If it was not clear already it became crystal Clear with the Announcement of the NSA Data center in UTAH.
I agree with most of the commentators that such as action is very inappropriate. This is strictly private business. Is there any logical reason why companies are asking for Facebook password only? If this trend continue then they can also ask for other account passwords too!
EBN Dialogue enables and encourages you to participate in live chats with notable leaders and luminaries. Not only editors and journalists, but the entire EBN community is able to comment and ask questions.

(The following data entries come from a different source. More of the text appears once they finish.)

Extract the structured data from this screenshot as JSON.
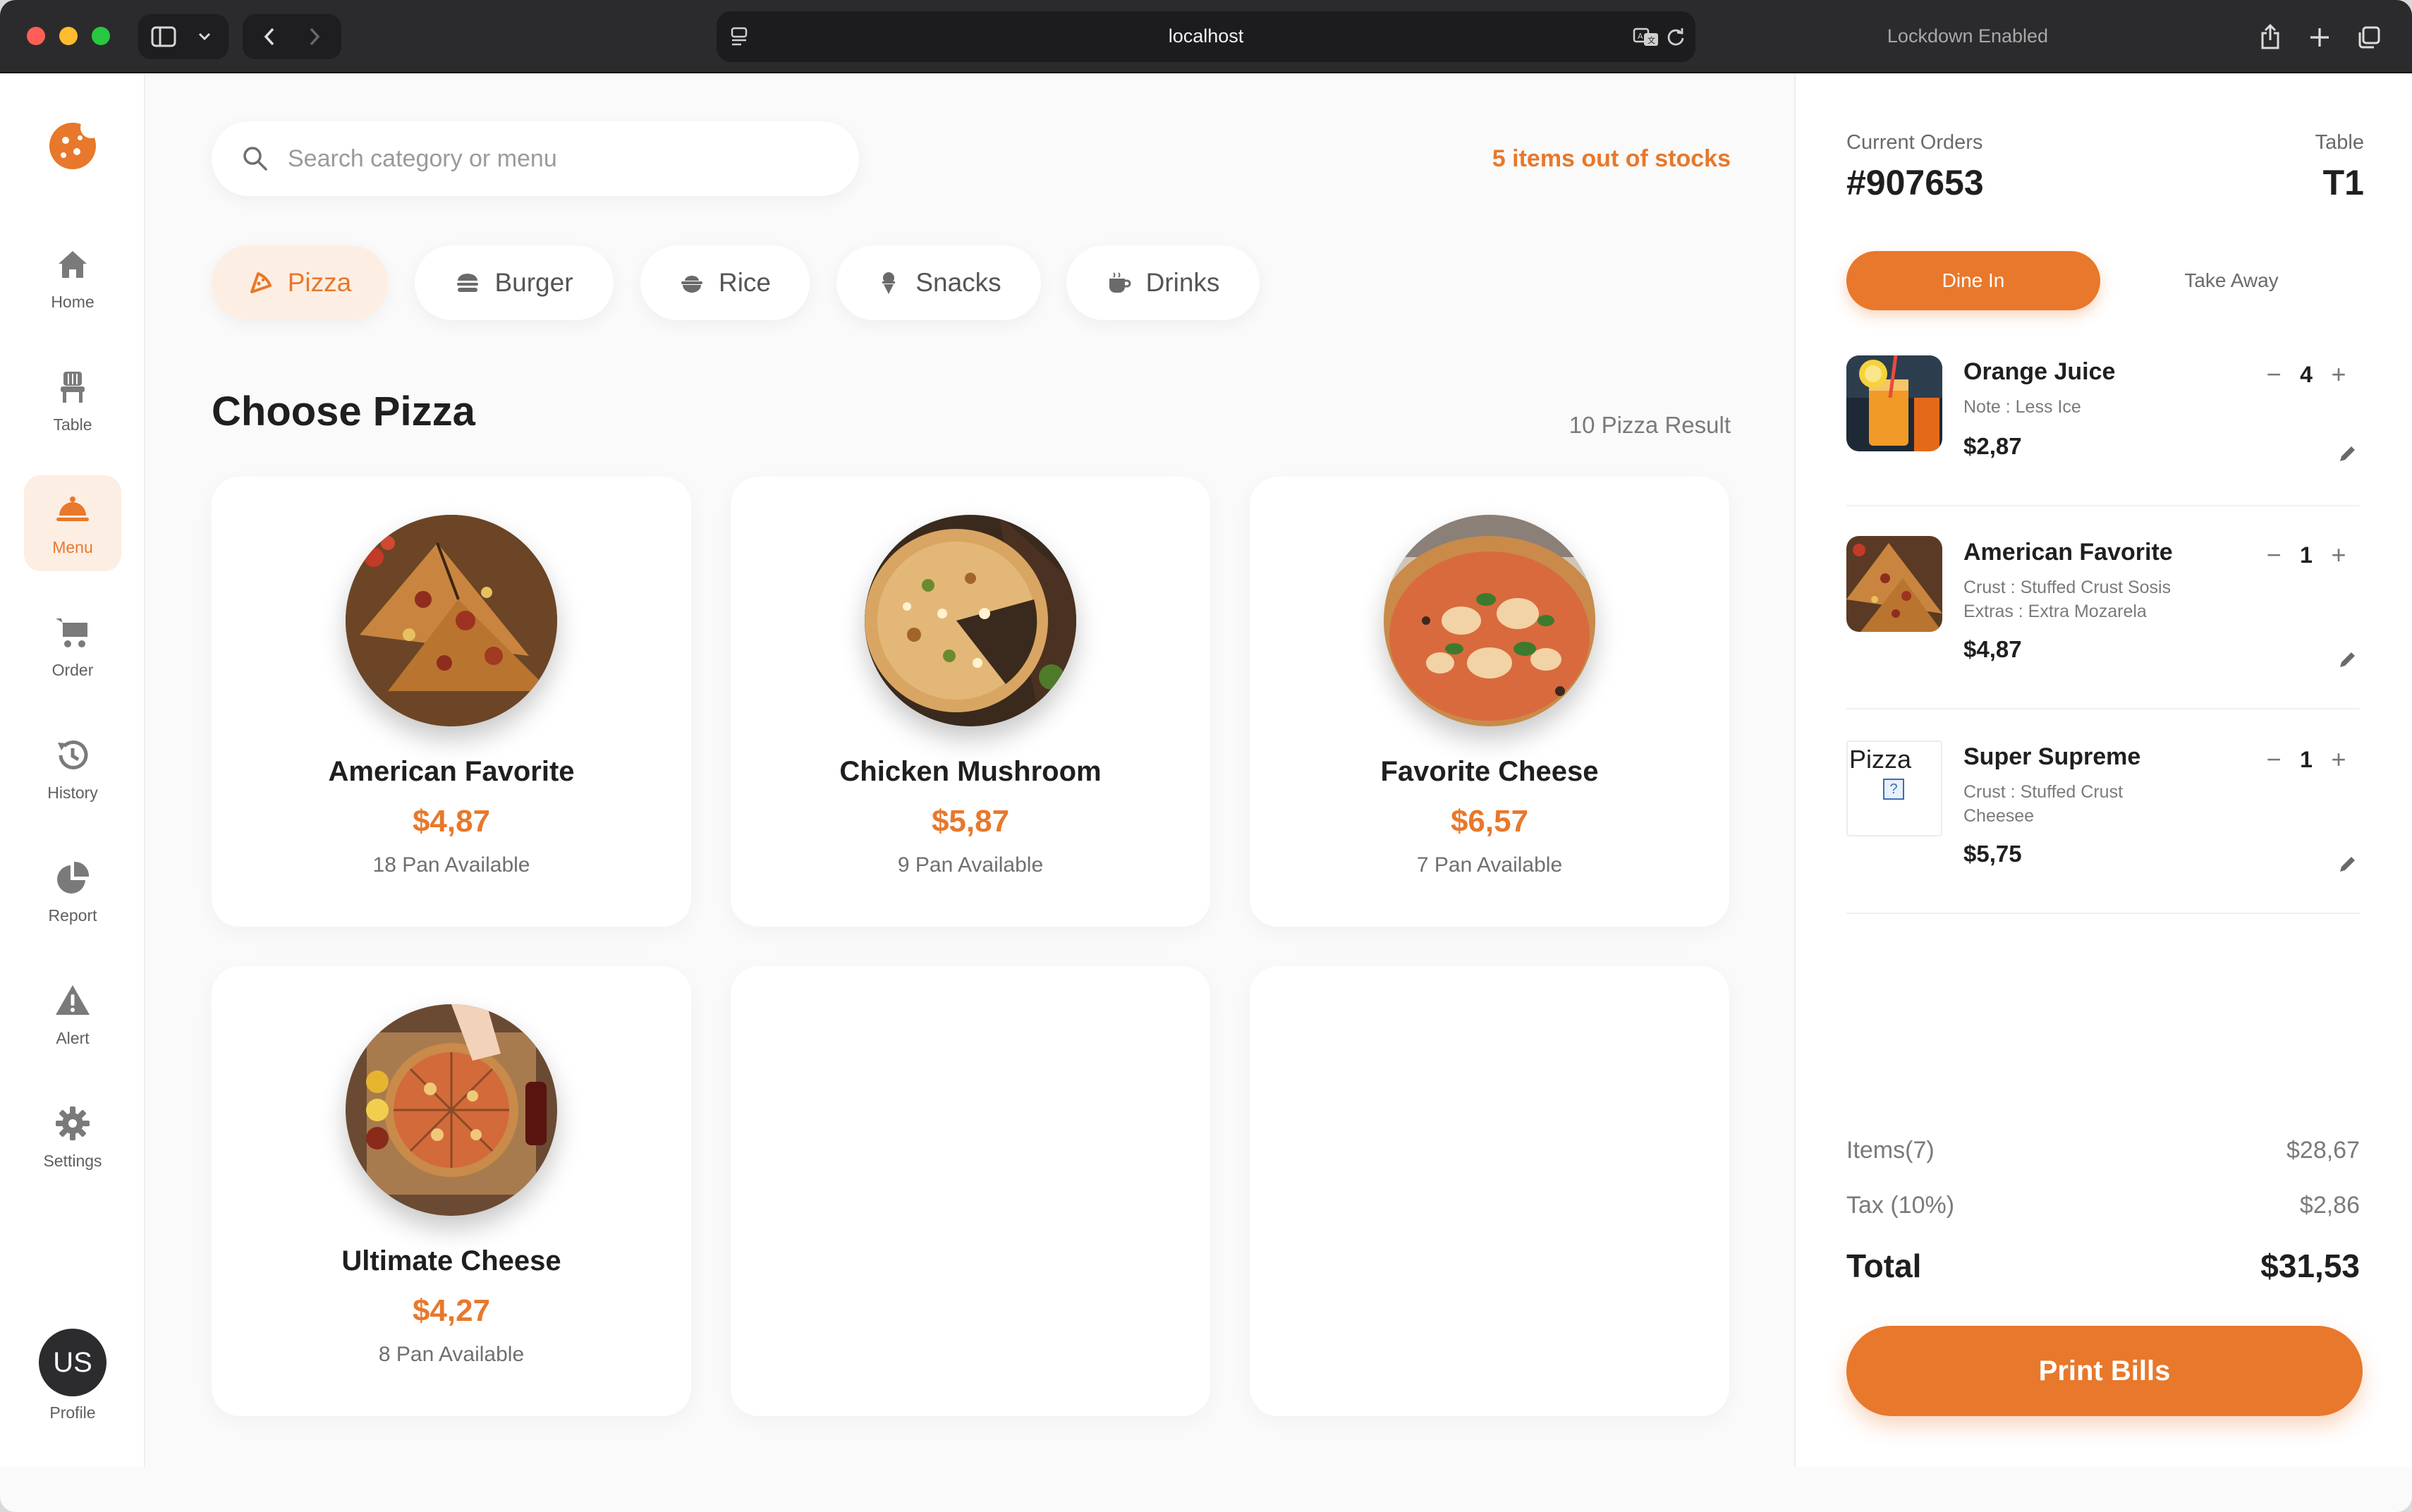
{
  "browser": {
    "address": "localhost",
    "status": "Lockdown Enabled"
  },
  "sidebar": {
    "items": [
      {
        "label": "Home",
        "icon": "home-icon"
      },
      {
        "label": "Table",
        "icon": "chair-icon"
      },
      {
        "label": "Menu",
        "icon": "cloche-icon",
        "active": true
      },
      {
        "label": "Order",
        "icon": "cart-icon"
      },
      {
        "label": "History",
        "icon": "history-icon"
      },
      {
        "label": "Report",
        "icon": "pie-chart-icon"
      },
      {
        "label": "Alert",
        "icon": "warning-icon"
      },
      {
        "label": "Settings",
        "icon": "gear-icon"
      }
    ],
    "avatar": "US",
    "profile_label": "Profile"
  },
  "search": {
    "placeholder": "Search category or menu",
    "value": ""
  },
  "stock_notice": "5 items out of stocks",
  "categories": [
    {
      "label": "Pizza",
      "icon": "pizza-icon",
      "active": true
    },
    {
      "label": "Burger",
      "icon": "burger-icon"
    },
    {
      "label": "Rice",
      "icon": "rice-bowl-icon"
    },
    {
      "label": "Snacks",
      "icon": "ice-cream-icon"
    },
    {
      "label": "Drinks",
      "icon": "coffee-cup-icon"
    }
  ],
  "section": {
    "title": "Choose Pizza",
    "result_count": "10 Pizza Result"
  },
  "menu_items": [
    {
      "name": "American Favorite",
      "price": "$4,87",
      "stock": "18 Pan Available"
    },
    {
      "name": "Chicken Mushroom",
      "price": "$5,87",
      "stock": "9 Pan Available"
    },
    {
      "name": "Favorite Cheese",
      "price": "$6,57",
      "stock": "7 Pan Available"
    },
    {
      "name": "Ultimate Cheese",
      "price": "$4,27",
      "stock": "8 Pan Available"
    }
  ],
  "order": {
    "current_label": "Current Orders",
    "number": "#907653",
    "table_label": "Table",
    "table": "T1",
    "modes": [
      {
        "label": "Dine In",
        "active": true
      },
      {
        "label": "Take Away",
        "active": false
      }
    ],
    "items": [
      {
        "name": "Orange Juice",
        "notes": [
          "Note : Less Ice"
        ],
        "price": "$2,87",
        "qty": "4"
      },
      {
        "name": "American Favorite",
        "notes": [
          "Crust : Stuffed Crust Sosis",
          "Extras : Extra Mozarela"
        ],
        "price": "$4,87",
        "qty": "1"
      },
      {
        "name": "Super Supreme",
        "notes": [
          "Crust : Stuffed Crust",
          "Cheesee"
        ],
        "price": "$5,75",
        "qty": "1",
        "image_alt": "Pizza"
      }
    ],
    "summary": {
      "items_label": "Items(7)",
      "items_value": "$28,67",
      "tax_label": "Tax (10%)",
      "tax_value": "$2,86",
      "total_label": "Total",
      "total_value": "$31,53"
    },
    "print_label": "Print Bills"
  },
  "colors": {
    "accent": "#e8782b",
    "accent_soft": "#fdeee3",
    "text": "#1f1f1f"
  }
}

Listed below are upcoming and archived chats.
Thailand Stages a Comeback Join EBN contributor Jennifer Baljko on Thursday August 23, 2012, at 11:00 a.m. EST for a live chat on how electronic manufacturers in Thailand have shored up their supply chain to reduce the impact of future natural disasters.
Microsoft Surface: Potential Winners & Losers What are the implications for the electronics industry supply chain of Microsoft Corp.'s decision to launch its own tablet PC? Join industry veteran and EE Times' systems and OEM expert Rick Merritt on Tuesday, July 3, at 12:00 pm EDT for a Live Chat on this subject.
Join EBN contributor Jennifer Baljko on Thursday August 23, 2012, at 11:00 a.m. EST for a live chat on how electronic manufacturers in Thailand have shored up their supply chain to reduce the impact of future natural disasters.
Peter Drucker famously said "Trying to predict the future is like trying to drive down a country road at night with no lights while looking out the back window." Yet in the razor's-edge world of electronics—with a lean supply chain and just-in-time demands—the need to know the future is vital.
While no one really can accurately predict the future, we can take guidance from another Drucker saying which is the best way to predict the future is to create it.
You've heard the saying "the No. 1 supply chain risk is your people." That hasn't always been the case. But today's complex global supply chain requires a new type of multitalented employee. It's one who understands, finance, marketing, economics, is savvy with technology, graceful with relationships and can think analytically.
Where are these people? Are universities properly preparing the next generation supply chain professionals? How do train your existing workforce for these new, demanding positions?
Brian Fuller, editor-in-chief of EBN, will lead a 60-minute Avnet Velocity panel discussion that will ask and answer these and other questions swirling around today's supply-chain talent challenges.